Global banks’ woes opportunity for locals
THE domestic woes facing global banks are giving their South African rivals the breathing space they need to erect more barriers to entry into sub-Saharan Africa.
And it can be the blessing in disguise they need to deploy their cash-flush balance sheets to fund organic and acquisitive expansion into the region, says Mgcinisihlalo Jordan, the financial services leader at the local office of global consultancy firm Deloitte.
"Banks in the US and the EU (European Union) are hampered by regulatory and other challenges in addition to dealing with a more volatile economy," Mr Jordan says. "So there is going to be uneasiness and hesitation from senior bank executives and shareholders to enter the African landscape."
He spoke as rating agency Fitch released a new report painting a positive outlook for SA’s biggest banks despite uneven economic growth. Fitch says their nonperforming loan ratios should continue to decline, helped by interest rates at 38-year lows that have further lowered debt-service costs. The banks are also strongly capitalised and will easily meet tougher Basel rules, while prospects for revenue growth appear to have not been dimmed by the sluggish economic growth.
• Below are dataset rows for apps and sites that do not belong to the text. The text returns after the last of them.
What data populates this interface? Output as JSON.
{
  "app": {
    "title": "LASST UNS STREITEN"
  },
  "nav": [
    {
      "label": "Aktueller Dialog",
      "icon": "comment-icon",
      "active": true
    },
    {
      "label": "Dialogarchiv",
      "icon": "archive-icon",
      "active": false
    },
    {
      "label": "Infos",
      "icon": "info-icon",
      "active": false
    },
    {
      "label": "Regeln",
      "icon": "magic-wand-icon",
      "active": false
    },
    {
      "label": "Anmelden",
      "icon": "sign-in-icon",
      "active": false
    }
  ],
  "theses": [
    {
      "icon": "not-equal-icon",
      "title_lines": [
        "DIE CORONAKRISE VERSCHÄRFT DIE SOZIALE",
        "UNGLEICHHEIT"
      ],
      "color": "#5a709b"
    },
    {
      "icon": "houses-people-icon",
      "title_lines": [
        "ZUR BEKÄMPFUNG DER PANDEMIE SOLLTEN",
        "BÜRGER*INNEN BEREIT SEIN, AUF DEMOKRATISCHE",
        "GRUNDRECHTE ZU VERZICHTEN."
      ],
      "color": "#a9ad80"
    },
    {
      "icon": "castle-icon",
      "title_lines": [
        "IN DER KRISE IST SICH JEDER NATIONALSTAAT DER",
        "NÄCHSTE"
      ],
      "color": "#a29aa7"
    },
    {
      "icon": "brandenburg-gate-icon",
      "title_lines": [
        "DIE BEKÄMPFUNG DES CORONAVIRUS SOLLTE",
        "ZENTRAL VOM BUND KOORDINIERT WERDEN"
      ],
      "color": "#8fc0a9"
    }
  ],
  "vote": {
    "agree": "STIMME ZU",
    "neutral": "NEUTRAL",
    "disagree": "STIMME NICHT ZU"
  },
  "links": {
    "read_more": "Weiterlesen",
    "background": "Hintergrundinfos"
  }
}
Fitch says expansion into Africa is a key focus for the big South African banks, although they appear to be taking measured steps to expand. "Standard Bank already has a commanding position in the rest of Africa with subsidiaries in (more than) 16 African countries outside SA," it says.
The outlook for local banks contrasts with that of some global retail and investment banks who are implementing a raft of cost-cutting measures to protect tepid earnings growth.
A recent report in the Financial Times says Morgan Stanley is cutting a further 700 jobs, taking its total to 4,000 for the year, Deutsche Bank is set to lay off about 1,000 of its investment banking staff, equivalent to about 10% of the unit’s workforce, while Citigroup is retrenching 350 bankers.
Mr Jordan says added to staff cuts are reputational issues related to the recent Libor scandal that has engulfed some of the leading global banks such as HSBC and Barclays, which is likely to make investing outside home markets less of a priority for some of them.
"That is why I think SA’s big banks have a better chance to expand in the region. One of their advantages over their counterparts in the US or Europe is that they understand the market better because they are from the same region," Mr Jordan says.
SA’s big banks’ expansion in the continent is through different entry and growth models such as outright acquisitions, strategic partnerships and the starting of greenfield operations.
Nedbank, which has a strategic alliance with Ecobank, has an option until 2014 to acquire up to 20% of the Togo-based pan-African bank, while FirstRand is starting operations from scratch, though it may announce acquisitions in Nigeria and Ghana. Absa has partnered with parent Barclays to expand in and beyond the 13 markets in which they are represented.
Mr Jordan says the real battle for market share and revenue growth for the big banks is in SA where analysts expect all the banks — except Absa — to register double-digit earnings growth this year.
He warns, however that the days of generating returns on equity of as high as 30% are "long gone" as new capital requirements meant banks will struggle to generate such high returns in the future.
"The new banking operating model does not give them such returns on equity any longer. The banks are therefore wrestling with how to grow from here," says Mr Jordan. He believes the unsecured loan segment shows signs of further expansion, but warns its uncontrolled expansion can lead to some "burnt fingers".
Absa CEO Maria Ramos said last week she did not believe the big banks were recklessly providing unsecured credit, but admitted there was always the risk of consumers being heavily indebted to other lenders.
"What I want to ensure as a bank is that we are consciously lending to our primary clients and we have not grown unsecured lending significantly; if anything, it has remained fairly flat because we want to make sure consumers are able to repay us," she said.
Fitch says unsecured lending still represents a small proportion of lending with total unsecured personal-term loans likely to remain below 15% in all the banks’ retail portfolios in the longer term.
Mr Jordan also says the big banks are likely to face new competitors providing mobile banking, and a question they will ask themselves is whether their strategies will withstand the disruptive market behaviour of new players.